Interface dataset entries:
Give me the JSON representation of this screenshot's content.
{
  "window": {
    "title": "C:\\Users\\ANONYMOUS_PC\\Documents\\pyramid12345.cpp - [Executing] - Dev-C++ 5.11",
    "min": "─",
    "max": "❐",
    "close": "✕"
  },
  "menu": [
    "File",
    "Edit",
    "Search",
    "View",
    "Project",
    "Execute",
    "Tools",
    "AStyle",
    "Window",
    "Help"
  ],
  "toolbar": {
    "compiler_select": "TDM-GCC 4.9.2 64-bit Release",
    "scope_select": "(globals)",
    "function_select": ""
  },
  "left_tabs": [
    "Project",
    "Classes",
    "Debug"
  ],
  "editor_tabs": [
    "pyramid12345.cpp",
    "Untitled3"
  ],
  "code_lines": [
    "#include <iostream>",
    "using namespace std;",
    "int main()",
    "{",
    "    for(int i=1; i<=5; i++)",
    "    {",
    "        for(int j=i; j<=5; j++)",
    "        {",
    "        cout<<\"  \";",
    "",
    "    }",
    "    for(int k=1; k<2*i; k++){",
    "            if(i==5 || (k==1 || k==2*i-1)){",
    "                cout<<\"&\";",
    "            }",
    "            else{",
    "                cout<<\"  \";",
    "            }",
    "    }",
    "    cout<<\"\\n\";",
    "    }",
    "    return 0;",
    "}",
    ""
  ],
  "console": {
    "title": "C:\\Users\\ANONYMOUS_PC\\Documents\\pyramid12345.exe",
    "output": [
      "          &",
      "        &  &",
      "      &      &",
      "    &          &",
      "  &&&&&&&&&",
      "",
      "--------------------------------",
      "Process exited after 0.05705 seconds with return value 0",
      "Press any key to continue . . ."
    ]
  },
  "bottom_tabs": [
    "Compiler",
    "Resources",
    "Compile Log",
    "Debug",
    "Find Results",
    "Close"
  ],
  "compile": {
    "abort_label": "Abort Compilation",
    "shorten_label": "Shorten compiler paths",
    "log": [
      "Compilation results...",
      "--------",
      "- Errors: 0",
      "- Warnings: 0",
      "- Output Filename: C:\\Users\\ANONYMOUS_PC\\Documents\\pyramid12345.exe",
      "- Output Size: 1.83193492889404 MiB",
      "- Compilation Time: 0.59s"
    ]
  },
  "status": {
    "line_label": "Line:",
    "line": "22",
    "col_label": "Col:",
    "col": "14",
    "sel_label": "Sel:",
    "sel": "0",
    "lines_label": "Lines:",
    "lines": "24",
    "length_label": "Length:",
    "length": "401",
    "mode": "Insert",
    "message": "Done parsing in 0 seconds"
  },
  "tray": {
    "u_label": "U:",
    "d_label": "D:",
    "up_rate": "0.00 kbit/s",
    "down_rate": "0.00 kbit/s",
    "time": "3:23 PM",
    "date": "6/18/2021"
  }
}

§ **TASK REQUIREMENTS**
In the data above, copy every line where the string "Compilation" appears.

§ **RESULT**
    "abort_label": "Abort Compilation",
      "Compilation results...",
      "- Compilation Time: 0.59s"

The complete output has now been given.